- WORK REQUEST
Copy out each line of the entries below in which the string "name" appears.

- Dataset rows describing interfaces
■ ■ ■ ■
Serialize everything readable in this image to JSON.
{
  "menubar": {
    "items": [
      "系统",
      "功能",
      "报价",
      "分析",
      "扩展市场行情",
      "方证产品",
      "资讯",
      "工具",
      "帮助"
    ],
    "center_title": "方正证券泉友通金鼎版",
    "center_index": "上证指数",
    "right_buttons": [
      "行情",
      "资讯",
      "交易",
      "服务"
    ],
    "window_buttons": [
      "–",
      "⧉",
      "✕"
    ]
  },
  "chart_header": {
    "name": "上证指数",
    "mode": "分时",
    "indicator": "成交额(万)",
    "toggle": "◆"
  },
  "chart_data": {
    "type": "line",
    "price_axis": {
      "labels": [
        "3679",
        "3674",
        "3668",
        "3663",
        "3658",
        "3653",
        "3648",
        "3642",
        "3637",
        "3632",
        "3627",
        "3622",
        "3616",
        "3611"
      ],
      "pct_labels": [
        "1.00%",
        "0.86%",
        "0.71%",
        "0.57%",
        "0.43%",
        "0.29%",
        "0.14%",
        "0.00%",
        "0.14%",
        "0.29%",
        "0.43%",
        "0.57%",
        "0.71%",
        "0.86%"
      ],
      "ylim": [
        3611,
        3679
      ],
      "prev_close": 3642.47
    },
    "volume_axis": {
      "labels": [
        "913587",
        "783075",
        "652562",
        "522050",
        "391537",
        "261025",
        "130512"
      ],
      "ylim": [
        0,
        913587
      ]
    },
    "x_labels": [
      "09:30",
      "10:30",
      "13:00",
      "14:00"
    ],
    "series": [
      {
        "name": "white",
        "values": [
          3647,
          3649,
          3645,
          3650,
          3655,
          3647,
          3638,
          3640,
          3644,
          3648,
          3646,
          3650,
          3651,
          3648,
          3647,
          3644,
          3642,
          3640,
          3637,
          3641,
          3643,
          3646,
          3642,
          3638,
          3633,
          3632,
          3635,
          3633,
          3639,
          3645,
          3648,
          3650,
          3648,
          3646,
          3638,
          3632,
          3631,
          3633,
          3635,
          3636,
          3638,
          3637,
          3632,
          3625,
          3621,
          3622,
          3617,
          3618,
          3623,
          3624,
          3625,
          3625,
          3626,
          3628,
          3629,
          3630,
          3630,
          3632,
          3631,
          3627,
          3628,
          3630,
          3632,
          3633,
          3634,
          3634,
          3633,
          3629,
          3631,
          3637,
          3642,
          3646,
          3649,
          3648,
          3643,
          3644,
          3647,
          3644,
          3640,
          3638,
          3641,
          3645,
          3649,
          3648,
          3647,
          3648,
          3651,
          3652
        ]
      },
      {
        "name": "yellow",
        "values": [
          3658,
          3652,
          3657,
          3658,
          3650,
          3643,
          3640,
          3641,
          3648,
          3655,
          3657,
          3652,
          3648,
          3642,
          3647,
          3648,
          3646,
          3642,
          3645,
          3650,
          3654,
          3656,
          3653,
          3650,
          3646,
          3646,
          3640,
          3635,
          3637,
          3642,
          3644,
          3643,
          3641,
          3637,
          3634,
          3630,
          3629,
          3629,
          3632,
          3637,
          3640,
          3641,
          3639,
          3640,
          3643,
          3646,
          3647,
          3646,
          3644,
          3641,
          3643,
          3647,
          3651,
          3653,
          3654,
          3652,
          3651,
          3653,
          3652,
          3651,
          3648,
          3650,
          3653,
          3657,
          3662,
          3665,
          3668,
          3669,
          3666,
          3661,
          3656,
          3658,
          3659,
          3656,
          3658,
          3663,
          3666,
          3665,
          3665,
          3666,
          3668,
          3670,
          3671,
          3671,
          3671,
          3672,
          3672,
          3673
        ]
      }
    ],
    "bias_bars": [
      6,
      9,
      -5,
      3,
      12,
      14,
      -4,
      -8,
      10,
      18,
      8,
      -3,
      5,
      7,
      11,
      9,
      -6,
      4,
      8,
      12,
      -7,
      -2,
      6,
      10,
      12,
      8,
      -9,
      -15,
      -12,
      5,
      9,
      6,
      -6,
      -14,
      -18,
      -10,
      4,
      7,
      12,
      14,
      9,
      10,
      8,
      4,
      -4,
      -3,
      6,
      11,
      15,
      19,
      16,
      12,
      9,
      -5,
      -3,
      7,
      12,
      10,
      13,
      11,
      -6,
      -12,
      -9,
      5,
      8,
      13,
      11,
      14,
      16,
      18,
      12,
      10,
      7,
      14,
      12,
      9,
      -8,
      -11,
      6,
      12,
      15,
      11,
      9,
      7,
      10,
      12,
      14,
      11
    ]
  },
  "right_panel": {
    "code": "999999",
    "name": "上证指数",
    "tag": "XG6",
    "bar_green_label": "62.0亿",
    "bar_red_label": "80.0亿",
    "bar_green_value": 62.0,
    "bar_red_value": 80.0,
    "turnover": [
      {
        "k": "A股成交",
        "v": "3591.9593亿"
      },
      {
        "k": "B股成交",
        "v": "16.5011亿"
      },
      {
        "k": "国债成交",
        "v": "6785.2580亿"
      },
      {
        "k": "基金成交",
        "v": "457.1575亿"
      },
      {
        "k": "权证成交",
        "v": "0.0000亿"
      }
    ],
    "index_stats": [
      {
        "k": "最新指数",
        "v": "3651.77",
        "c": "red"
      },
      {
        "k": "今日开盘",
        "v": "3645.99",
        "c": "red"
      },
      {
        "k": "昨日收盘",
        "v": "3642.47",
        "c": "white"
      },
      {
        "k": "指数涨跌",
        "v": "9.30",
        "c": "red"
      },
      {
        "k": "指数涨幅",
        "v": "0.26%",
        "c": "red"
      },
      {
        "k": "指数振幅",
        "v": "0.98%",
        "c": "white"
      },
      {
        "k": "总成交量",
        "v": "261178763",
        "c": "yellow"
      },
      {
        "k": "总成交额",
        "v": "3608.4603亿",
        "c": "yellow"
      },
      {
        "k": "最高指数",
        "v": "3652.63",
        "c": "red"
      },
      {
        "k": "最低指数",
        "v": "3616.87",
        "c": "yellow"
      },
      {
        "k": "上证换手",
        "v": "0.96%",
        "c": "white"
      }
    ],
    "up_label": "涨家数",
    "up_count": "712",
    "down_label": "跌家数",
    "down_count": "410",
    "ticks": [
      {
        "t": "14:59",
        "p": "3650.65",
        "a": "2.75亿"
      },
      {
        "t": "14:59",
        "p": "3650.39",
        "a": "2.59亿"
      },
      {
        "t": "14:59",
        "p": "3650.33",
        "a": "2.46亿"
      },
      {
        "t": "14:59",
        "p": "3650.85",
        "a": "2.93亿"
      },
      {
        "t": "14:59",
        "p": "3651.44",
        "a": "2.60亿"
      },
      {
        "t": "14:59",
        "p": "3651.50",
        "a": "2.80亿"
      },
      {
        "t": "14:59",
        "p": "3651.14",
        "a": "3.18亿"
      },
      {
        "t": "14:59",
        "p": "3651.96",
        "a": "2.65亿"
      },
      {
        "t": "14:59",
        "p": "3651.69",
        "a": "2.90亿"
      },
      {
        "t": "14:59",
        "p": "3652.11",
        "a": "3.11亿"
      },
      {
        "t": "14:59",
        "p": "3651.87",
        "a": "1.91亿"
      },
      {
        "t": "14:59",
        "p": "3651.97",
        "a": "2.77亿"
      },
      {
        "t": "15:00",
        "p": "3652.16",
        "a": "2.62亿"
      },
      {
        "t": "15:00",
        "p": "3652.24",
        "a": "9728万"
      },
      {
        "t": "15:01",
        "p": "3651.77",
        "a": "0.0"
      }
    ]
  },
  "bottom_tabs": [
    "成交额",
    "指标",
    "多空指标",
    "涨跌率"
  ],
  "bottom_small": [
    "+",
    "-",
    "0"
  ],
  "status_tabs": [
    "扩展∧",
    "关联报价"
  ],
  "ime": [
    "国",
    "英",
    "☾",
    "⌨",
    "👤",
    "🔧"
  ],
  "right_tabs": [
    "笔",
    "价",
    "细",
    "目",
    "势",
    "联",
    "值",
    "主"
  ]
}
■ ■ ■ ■
- TASK ANSWER
    "name": "上证指数",
        "name": "white",
        "name": "yellow",
    "name": "上证指数",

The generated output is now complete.